In the 1960 Nouveau Réaliste manifesto Pierre Restany described the art of the movement as 'a poetic recycling of urban, industrial and advertising reality' (Trente ans de Nouveau Rálisme, la diffèrence, 1990). Less interested in industrial reality, Jacques de la Villeglé was fascinated by urban advertising. Having abandoned his studies in architecture, he moved to Paris from Nantes in 1949 and began collecting 'found objects' in Saint-Malo. It was not long before he had begun to focus entirely on pictorial tableaux - ripping the torn and forgotten posters from Paris's public walls and mounting them, unaltered, onto canvas. In the same year of his arrival, de la Villeglé, together with Raymond Hains, produced the first 'affiche lacaeree'. They were later joined in this method by Francois Dufrêne and Mimmo Rotella, and the four came to be known as 'les affichistes', literally meaning 'poster artists'.

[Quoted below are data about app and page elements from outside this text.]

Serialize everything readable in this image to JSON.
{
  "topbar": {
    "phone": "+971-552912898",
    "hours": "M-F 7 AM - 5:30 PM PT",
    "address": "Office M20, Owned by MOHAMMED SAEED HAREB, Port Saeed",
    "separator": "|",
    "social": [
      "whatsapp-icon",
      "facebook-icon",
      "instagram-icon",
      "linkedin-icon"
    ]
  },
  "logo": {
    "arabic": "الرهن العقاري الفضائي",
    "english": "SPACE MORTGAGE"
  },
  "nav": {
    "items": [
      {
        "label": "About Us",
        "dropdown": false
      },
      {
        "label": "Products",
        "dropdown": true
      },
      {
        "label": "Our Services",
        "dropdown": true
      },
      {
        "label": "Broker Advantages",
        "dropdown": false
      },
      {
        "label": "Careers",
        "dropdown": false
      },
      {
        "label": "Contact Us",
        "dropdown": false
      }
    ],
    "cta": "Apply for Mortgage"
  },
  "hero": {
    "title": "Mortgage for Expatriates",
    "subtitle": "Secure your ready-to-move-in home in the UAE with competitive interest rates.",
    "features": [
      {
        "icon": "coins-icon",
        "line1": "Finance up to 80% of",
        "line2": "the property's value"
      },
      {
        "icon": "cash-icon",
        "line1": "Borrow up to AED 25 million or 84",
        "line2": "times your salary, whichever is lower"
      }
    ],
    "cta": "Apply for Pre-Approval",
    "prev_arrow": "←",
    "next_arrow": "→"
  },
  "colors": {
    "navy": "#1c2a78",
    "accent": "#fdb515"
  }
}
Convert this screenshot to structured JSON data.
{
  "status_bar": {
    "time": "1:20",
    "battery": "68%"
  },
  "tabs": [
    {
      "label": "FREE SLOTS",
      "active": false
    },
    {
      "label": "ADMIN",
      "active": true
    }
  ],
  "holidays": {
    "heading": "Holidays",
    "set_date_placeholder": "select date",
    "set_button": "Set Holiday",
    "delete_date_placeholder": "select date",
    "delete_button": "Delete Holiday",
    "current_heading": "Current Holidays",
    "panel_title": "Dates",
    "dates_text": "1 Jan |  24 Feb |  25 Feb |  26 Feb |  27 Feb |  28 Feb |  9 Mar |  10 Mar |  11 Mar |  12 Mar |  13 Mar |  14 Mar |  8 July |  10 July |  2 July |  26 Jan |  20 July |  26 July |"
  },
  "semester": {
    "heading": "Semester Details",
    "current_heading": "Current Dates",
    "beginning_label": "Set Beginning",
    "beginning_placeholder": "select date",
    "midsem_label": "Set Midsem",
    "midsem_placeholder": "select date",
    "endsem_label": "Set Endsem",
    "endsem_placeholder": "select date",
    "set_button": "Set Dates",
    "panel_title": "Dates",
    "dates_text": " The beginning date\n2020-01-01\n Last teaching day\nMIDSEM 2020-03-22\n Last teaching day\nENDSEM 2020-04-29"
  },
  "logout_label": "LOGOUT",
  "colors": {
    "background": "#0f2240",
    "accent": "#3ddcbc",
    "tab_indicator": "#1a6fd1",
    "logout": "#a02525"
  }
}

This work is in part a relic of the Rue de Poteau. Assuming the role of archaeologist, de La Villeglé seems to unearth the urban ruins in which society is implicated. The pattern of tears gives the work a dramatic structure while the colour and text both appear and, on closer inspection, submerge. Suggestive of information overload, the viewer struggles to make sense of the art and also perhaps of the society in which they play a role. In working in this way de la Villeglé played a major role in closing the gap between the artist and the audience.
In 1958 de la Villeglé published an overview of his work with lacerated posters: Des réalites collectives. This was a text that both pre-empted and to some degree anticipated the later manifesto of Nouveau Réalisme. Deriving from the period between these two publications Affiche Lacéree - Rue de Poteau is an important work that also anticipates the later formalising of this tendency into a 'New Realism'.